However, Lord Indra had beseeched him not to grant it to the nagas, so instead, Garuda commanded them to wash and purify themselves before they could imbibe. While they did so, Indra’s son, Jayanta, stole the vessel back. When the nagas returned, Garuda consumed them all.

(Yet in the contradictory way of mythology, there are still more nagas and later a race of garudas, who continue this enmity forever more.)

          And that, gentle reader, is why eagles eat snakes.


I’ve always been fascinated by this story—and the antics people get up to when they have no true purpose driving them—so it shouldn’t come as a surprise that I had initially used it in my first attempt at a novel, now trunked. But when my editor came calling, it occurred to me that I could cannibalize elements from that trunked novel and incorporate them into what became The Dream Runners. By then, I had become a skilled enough writer to do the myth justice.

That original attempt featured a human main character named Sameer, who became relegated to a tertiary character in The Dream Runners, while his girlfriend, the delightful and audacious nagini Princess Asha, now took on a greater role as a secondary character. I also—of course—resurrected the magical bar with its enchanted libations such as silver wine (distilled moonlight) and set it in the Night Market from Star Daughter, thus connecting the two books.
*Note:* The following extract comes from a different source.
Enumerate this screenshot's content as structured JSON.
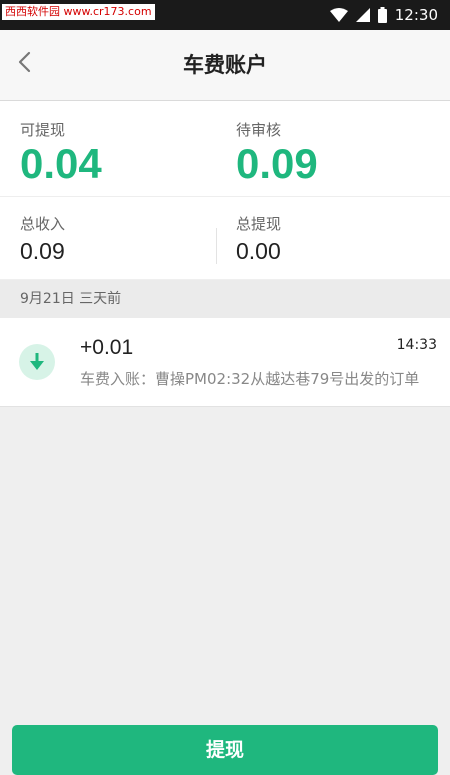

          Meanwhile, two new characters, Tanvi, a dream runner who starts waking up, and Venkat, the dreamsmith she previously sold her harvested dreams to in return for a beloved bracelet, ran away with the story of boons and dreams and arranged marriages between naga clans, all set against the backdrop of the mythological war between the garudas and the nagas.

          And so, The Dream Runners became my loving fanfiction of the original myth.


Myths exist for many reasons, one of which is to reflect our lives back to us. I cannot help but see the connections between things, and I think a lot about interpersonal communication, empathy, and what plays out on the world stage when we forget that we’re connected and view others as our rivals, if not as our enemies. When we forget that, as the Sanskrit saying goes, we are all one world family: वसुधैव कुटुम्बकम (vasudhaiva kutumbakam), we harm both others and ourselves.

As in the myth, that fundamental truth gets dismissed again and again in a dog-eat-dog global society focused on greed for the few at the cost of the rest. Though I didn’t intend it, there’s definitely an anticapitalist slant to The Dream Runners. I might not have realized that’s what I was writing in Tanvi and her harvesting, but I stand by it.

So, returning to the matter at hand: What do you do once a war has calcified into what appears to be inevitability, and seemingly unmovable, unbreachable lines have been drawn? When you hurt me, so now I must hurt you, and because I hurt you, you will now hurt me?

          How do we break old cycles of violence and hatred?

I won’t spoil how my characters choose to solve that problem, but I personally believe that we need to find answers to these questions. Our world depends on it. I wrote The Dream Runners to be a magical escape for my readers, to celebrate Hindu mythology and shine a spotlight on the beings lesser known in the West, but also to get us to consider if there might be alternatives to the way it’s always been. If we can write a new ending to an old story.

I invite you to start writing yours.

Picture credits

The Dream Runners by Shveta Thakrar, HarperTeen. Cover art by Charlie Bowater

Garuda devouring a naga: Painting at the Temple of the Emerald Buddha, Bangkok, Wikipedia

Uchchaihshavras: origin unknown: https://www.quora.com/What-is-known-about-Uchchaihshravas

Garuda returns with the vase of Amrita: V&A collections